Dataset entries:
== Segment start ==

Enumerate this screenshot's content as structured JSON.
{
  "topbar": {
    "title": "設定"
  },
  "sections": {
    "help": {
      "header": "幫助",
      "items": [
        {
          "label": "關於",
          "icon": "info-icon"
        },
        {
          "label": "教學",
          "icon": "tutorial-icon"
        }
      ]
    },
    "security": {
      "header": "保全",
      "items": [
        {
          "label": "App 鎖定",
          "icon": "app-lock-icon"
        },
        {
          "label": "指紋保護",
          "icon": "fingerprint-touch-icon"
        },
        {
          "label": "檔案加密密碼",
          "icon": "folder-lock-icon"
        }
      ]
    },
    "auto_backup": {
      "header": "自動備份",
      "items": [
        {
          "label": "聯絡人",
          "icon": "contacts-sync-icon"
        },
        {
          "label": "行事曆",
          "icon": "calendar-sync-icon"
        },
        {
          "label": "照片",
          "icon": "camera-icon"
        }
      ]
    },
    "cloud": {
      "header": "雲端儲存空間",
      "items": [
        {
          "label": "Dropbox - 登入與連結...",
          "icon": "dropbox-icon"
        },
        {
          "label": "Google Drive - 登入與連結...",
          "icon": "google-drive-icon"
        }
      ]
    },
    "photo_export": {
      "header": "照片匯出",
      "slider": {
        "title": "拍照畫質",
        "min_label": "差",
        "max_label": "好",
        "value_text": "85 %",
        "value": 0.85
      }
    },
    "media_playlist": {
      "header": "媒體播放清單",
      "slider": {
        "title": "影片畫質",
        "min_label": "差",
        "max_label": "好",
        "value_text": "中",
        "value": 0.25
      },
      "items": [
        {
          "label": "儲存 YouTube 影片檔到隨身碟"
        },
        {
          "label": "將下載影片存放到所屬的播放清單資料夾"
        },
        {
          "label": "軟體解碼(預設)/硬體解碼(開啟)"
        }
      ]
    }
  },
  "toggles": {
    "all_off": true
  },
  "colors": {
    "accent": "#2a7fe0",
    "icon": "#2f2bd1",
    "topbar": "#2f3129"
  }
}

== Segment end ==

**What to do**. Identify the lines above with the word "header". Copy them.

**Output below**.
      "header": "幫助",
      "header": "保全",
      "header": "自動備份",
      "header": "雲端儲存空間",
      "header": "照片匯出",
      "header": "媒體播放清單",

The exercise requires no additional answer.